→ **Problem requirements**
Count how many lines of the data include the string "JSON", then say that number and stop.

→ **Supplied data**
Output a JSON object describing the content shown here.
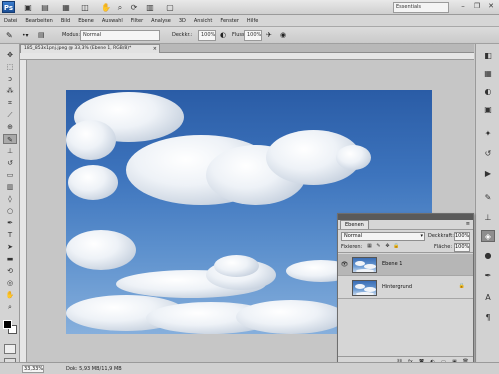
{
  "app": {
    "logo_text": "Ps",
    "workspace_name": "Essentials",
    "window_controls": [
      "minimize-icon",
      "restore-icon",
      "close-icon"
    ]
  },
  "menu": {
    "items": [
      "Datei",
      "Bearbeiten",
      "Bild",
      "Ebene",
      "Auswahl",
      "Filter",
      "Analyse",
      "3D",
      "Ansicht",
      "Fenster",
      "Hilfe"
    ]
  },
  "options_bar": {
    "modus_label": "Modus:",
    "modus_value": "Normal",
    "deckkraft_label": "Deckkr.:",
    "deckkraft_value": "100%",
    "fluss_label": "Fluss:",
    "fluss_value": "100%"
  },
  "document": {
    "tab_title": "185_853x1pnj.jpeg @ 33,3% (Ebene 1, RGB/8)*",
    "close_symbol": "×"
  },
  "status_bar": {
    "zoom": "33,33%",
    "doc_info": "Dok: 5,93 MB/11,9 MB"
  },
  "layers_panel": {
    "tab_label": "Ebenen",
    "blend_mode": "Normal",
    "opacity_label": "Deckkraft:",
    "opacity_value": "100%",
    "fix_label": "Fixieren:",
    "fill_label": "Fläche:",
    "fill_value": "100%",
    "layers": [
      {
        "name": "Ebene 1",
        "selected": true,
        "visible": true,
        "locked": false
      },
      {
        "name": "Hintergrund",
        "selected": false,
        "visible": false,
        "locked": true
      }
    ]
  },
  "colors": {
    "accent": "#2a5ca6",
    "panel_bg": "#d6d6d6",
    "workspace_bg": "#c6c6c6"
  }
}
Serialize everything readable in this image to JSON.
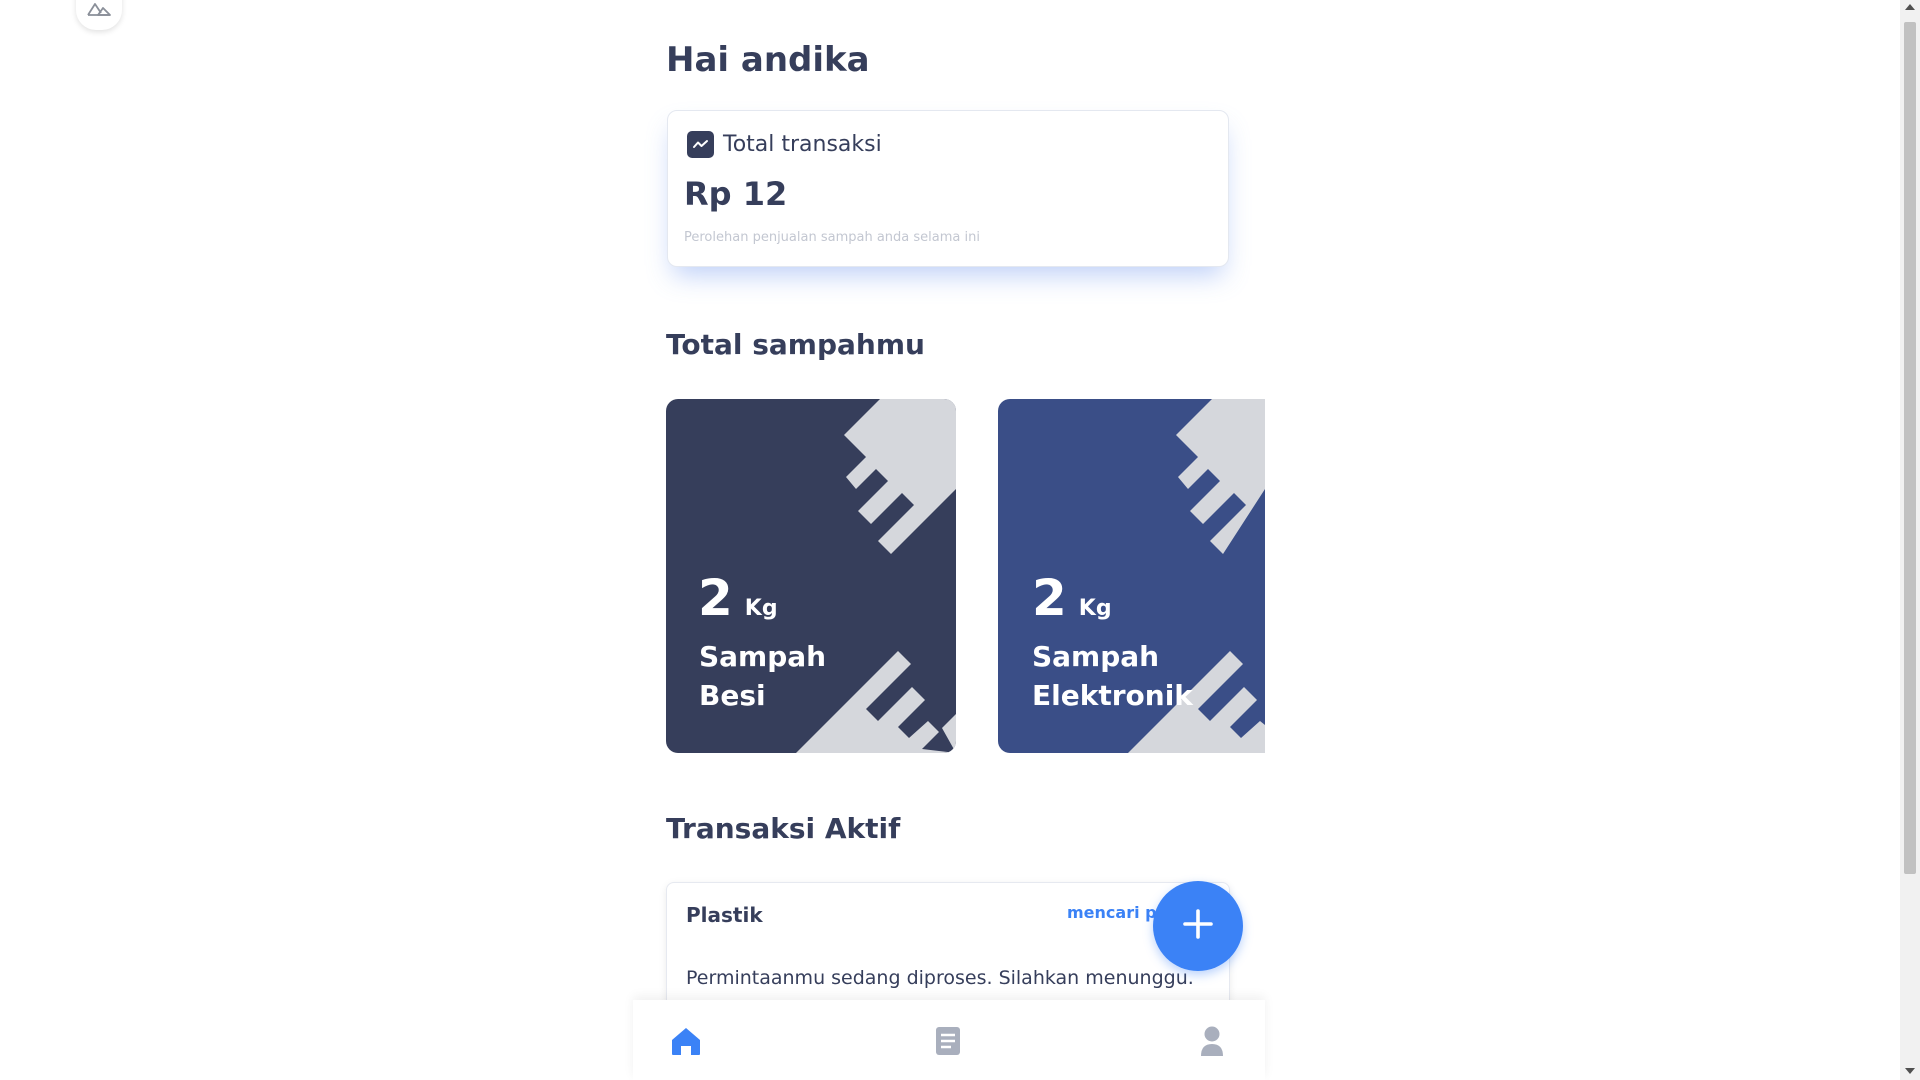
{
  "greeting": "Hai andika",
  "transaction_summary": {
    "title": "Total transaksi",
    "amount": "Rp 12",
    "caption": "Perolehan penjualan sampah anda selama ini"
  },
  "waste_section": {
    "title": "Total sampahmu",
    "cards": [
      {
        "amount": "2",
        "unit": "Kg",
        "line1": "Sampah",
        "line2": "Besi",
        "color": "#363e5b"
      },
      {
        "amount": "2",
        "unit": "Kg",
        "line1": "Sampah",
        "line2": "Elektronik",
        "color": "#3a4e87"
      }
    ]
  },
  "active_section": {
    "title": "Transaksi Aktif",
    "item": {
      "name": "Plastik",
      "status": "mencari pe",
      "message": "Permintaanmu sedang diproses. Silahkan menunggu."
    }
  },
  "icons": {
    "fab": "plus-icon",
    "nav": [
      "home-icon",
      "document-icon",
      "user-icon"
    ]
  },
  "colors": {
    "accent": "#3b82f6",
    "dark_navy": "#363e5b",
    "nav_inactive": "#a9afbd"
  }
}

→ **Exercise output**
2